Compute how many lines in the entries below include the string "structured". Only the number is wanted.
[Working data Boundary: Start]
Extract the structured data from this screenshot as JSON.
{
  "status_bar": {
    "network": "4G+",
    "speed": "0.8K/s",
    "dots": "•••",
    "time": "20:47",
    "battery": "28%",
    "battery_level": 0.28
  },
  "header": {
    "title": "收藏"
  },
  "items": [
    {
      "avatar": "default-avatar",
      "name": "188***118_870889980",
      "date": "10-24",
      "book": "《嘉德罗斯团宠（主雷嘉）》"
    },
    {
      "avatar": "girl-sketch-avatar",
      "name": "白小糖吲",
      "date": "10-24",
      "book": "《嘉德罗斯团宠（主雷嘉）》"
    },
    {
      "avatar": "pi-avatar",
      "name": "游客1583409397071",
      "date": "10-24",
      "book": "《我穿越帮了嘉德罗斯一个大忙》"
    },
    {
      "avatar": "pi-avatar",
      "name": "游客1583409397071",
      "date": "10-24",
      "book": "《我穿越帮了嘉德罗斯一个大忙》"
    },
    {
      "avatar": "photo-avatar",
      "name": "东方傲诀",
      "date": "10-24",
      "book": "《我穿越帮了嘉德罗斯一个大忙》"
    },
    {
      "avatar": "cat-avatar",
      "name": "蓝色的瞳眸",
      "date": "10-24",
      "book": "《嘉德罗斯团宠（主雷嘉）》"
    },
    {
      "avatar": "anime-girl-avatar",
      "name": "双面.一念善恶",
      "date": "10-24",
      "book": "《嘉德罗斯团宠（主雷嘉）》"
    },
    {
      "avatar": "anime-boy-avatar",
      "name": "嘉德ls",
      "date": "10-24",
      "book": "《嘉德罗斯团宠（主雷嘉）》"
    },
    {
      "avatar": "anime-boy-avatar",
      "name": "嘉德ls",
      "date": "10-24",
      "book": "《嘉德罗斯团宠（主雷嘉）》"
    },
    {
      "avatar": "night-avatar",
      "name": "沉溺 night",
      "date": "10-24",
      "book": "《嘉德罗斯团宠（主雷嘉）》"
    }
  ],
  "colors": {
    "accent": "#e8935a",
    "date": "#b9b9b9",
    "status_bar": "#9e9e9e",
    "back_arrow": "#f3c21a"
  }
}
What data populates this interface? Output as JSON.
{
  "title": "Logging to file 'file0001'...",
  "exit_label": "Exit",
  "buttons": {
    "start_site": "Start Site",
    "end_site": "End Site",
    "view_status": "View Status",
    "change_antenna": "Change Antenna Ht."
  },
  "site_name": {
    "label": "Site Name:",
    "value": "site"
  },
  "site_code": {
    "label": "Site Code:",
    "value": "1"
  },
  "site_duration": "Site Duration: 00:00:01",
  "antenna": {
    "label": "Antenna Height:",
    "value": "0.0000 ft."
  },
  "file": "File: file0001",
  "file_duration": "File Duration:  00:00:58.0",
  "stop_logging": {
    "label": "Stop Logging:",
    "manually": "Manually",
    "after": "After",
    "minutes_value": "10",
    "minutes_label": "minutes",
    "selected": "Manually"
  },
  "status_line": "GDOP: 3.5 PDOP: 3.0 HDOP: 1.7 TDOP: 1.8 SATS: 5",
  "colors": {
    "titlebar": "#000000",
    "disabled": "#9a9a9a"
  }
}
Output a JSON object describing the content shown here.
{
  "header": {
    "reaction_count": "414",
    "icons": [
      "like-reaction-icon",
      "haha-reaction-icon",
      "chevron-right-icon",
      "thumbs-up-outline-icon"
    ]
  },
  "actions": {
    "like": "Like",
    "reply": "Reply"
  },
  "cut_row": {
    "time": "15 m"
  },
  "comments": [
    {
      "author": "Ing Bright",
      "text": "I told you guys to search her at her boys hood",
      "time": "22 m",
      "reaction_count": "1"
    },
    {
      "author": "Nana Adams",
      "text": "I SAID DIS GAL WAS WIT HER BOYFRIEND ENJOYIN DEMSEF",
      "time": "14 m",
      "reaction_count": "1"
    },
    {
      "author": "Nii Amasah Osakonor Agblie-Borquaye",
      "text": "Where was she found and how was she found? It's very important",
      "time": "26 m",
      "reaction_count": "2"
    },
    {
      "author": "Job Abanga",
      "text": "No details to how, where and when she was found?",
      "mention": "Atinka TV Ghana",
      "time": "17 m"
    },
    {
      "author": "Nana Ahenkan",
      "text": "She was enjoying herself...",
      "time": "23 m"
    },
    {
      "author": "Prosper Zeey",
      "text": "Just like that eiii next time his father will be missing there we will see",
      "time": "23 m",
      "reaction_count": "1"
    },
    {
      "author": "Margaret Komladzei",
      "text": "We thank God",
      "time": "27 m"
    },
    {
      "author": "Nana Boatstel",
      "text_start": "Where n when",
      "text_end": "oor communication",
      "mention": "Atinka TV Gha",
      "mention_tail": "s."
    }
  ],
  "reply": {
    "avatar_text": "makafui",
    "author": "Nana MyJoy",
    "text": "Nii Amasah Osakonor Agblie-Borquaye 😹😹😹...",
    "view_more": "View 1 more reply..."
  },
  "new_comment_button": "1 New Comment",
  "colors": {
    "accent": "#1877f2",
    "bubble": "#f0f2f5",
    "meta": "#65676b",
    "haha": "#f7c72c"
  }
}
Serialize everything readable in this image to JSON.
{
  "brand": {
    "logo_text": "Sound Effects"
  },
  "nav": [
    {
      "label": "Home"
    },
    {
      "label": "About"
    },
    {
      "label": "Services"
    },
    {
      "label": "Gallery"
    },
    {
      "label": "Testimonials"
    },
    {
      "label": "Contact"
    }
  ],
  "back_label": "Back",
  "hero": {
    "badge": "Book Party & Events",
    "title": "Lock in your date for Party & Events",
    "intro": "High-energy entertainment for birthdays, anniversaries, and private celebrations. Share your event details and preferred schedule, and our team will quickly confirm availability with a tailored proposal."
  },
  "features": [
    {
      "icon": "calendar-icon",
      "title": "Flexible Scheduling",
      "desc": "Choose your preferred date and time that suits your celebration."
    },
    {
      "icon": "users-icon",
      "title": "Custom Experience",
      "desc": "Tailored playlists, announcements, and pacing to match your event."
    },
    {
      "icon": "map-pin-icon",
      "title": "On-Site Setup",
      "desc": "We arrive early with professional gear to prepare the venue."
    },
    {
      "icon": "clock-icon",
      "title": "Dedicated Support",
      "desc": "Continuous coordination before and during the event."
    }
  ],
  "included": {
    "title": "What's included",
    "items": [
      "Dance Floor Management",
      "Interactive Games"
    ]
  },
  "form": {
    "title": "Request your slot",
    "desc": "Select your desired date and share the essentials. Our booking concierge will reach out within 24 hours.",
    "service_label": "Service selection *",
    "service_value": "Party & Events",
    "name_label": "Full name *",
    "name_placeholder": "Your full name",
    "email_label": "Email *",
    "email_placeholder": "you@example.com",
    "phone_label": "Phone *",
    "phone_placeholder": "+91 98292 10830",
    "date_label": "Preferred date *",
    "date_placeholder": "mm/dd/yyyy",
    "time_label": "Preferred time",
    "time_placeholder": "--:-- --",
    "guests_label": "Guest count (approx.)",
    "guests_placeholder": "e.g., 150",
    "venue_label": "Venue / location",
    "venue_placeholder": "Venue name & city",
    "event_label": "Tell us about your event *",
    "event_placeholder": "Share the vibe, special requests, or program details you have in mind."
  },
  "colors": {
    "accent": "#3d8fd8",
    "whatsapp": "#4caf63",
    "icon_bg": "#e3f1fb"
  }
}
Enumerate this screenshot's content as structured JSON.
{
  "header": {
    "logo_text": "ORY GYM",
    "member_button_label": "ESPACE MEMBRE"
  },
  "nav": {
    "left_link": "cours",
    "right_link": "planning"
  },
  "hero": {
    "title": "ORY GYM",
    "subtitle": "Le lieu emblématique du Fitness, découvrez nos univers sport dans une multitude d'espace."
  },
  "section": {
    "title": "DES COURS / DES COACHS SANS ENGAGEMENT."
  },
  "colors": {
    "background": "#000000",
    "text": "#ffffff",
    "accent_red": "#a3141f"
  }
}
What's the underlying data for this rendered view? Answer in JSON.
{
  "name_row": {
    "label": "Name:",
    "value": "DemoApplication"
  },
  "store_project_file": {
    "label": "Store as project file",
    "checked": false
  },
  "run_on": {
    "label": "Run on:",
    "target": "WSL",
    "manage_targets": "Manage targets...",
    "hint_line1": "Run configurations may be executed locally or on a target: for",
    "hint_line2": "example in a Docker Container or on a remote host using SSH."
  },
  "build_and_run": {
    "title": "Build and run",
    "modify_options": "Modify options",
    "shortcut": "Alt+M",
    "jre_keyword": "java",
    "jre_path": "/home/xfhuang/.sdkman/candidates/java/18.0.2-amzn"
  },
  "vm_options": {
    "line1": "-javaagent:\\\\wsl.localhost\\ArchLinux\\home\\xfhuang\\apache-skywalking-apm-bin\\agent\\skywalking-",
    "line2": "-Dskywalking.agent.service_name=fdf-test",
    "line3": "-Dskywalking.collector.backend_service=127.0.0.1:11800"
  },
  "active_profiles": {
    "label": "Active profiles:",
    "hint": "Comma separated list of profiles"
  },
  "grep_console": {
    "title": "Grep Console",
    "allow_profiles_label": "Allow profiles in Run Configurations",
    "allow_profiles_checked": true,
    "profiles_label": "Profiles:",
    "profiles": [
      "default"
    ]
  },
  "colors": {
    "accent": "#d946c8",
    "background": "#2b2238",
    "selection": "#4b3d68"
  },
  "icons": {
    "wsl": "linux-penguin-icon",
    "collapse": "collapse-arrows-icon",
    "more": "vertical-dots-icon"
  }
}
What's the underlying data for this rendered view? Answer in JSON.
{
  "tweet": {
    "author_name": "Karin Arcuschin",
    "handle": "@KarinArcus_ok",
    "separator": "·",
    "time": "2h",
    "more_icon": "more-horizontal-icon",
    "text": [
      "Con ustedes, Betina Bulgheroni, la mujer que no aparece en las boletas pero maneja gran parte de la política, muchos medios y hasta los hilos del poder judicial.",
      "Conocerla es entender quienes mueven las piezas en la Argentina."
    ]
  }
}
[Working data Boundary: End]
▸ **Your solution**
2